As an after-thought, natural gas burning diesels have been around for decades. A real step forward would be an on -board processing unit to convert diesel to natural gas . Th e ease of handling and storage of diesel combined with the maximum reduction in emissions of gas would be a real step forward.
Unfortunately, faddism in engineering, though not as frequent as in other areas, is more costly because of the time and resources involved. Though not exactly technically comparable to the 50K miles of street and interurban catenary strung between 1895 and 1915–at private expense–a re-birth of electrification offers a mature technology with known parameters of performance and cost. If Swiss Federal. DBB, and the Trans-Siberian can do it, why can’t we? Fuel cells don’t eliminate pollution–they simply displace it from locomotive to production site, with all the costs that entails. Efficiency studies–good idea. Zero emission locomotives–an oxymoron that can only survive with the heavy hand of uninformed politicians on the scale.
Straight electric with battery backup is an interesting thought, regeneration back to the battery as well as into the grid.
And more nuclear is the answer, the idea of small reactors scattered about the continent is gaining momentum.
One argument for battery over standard electrification is that the push to “renewable” electric generation is making the grid more intermittent. Counter-argument to that is a hybrid, i.e. a staright-electric locomotive with battery backup.
Straight or battery electrification will make more sense if the baseload power is derived from nuclear as opposed to renewables.
It’s time to electrify the main line network, this battery thing is a passing fad only to appease. It can be done, if it can be done in Scandinavia and Russia it can be done in North America.

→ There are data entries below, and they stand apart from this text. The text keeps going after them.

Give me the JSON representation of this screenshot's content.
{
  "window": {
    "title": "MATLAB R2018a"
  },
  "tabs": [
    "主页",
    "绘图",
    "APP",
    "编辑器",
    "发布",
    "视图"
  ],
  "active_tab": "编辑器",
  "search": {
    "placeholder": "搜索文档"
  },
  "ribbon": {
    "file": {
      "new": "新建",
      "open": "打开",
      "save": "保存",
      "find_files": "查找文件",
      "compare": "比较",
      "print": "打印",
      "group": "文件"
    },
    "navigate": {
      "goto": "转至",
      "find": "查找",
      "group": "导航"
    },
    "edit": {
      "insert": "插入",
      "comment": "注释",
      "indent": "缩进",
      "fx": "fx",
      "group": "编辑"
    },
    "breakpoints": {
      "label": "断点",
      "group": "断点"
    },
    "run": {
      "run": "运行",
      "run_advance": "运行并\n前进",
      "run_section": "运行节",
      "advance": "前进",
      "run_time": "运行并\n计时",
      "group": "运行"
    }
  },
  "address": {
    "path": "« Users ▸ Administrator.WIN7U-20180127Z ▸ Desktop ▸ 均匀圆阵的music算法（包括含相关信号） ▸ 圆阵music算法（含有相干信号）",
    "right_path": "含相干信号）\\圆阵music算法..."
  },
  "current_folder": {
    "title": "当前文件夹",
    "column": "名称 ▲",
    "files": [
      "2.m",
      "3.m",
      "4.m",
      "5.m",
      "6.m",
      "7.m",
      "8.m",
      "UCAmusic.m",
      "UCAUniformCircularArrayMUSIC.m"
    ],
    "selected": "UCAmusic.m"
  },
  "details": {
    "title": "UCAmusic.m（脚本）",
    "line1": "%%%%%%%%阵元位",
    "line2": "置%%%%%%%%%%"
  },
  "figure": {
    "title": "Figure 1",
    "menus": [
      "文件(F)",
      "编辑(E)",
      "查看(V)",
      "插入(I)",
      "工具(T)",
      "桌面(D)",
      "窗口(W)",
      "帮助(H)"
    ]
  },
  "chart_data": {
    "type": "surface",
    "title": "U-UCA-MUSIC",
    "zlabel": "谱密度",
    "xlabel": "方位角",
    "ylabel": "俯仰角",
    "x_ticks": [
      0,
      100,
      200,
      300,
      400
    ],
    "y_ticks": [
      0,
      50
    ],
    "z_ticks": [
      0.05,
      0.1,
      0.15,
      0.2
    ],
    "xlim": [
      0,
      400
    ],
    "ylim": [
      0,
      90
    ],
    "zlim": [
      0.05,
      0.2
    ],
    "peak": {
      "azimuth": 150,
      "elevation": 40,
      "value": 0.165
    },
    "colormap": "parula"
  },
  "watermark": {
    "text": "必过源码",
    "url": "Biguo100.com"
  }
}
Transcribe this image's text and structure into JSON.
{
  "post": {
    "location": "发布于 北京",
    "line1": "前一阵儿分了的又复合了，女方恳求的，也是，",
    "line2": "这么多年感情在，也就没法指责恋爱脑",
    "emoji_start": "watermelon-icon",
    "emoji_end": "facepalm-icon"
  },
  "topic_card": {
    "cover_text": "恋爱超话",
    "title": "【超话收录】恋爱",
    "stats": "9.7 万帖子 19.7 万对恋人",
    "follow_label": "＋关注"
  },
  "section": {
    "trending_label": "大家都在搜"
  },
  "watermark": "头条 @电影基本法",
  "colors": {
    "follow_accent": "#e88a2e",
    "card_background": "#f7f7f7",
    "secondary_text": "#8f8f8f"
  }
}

Battery locomotives are insufficient mainline power.. You want congress to co-fund? The string the wires..
Why should the locomotive industry be any different than the pharmaceutical industry or any industry for that matter? Actually I do agree that governments are far too generous in giving out benefits to corporations as opposed to individuals. But at least the goals are beneficial here for all of society, less climate change and pollution
They want a hand-out from Uncle Sam but are they willing to share the profits that will come down the road? I think not.
but diesel locomotives have been built to low emission standards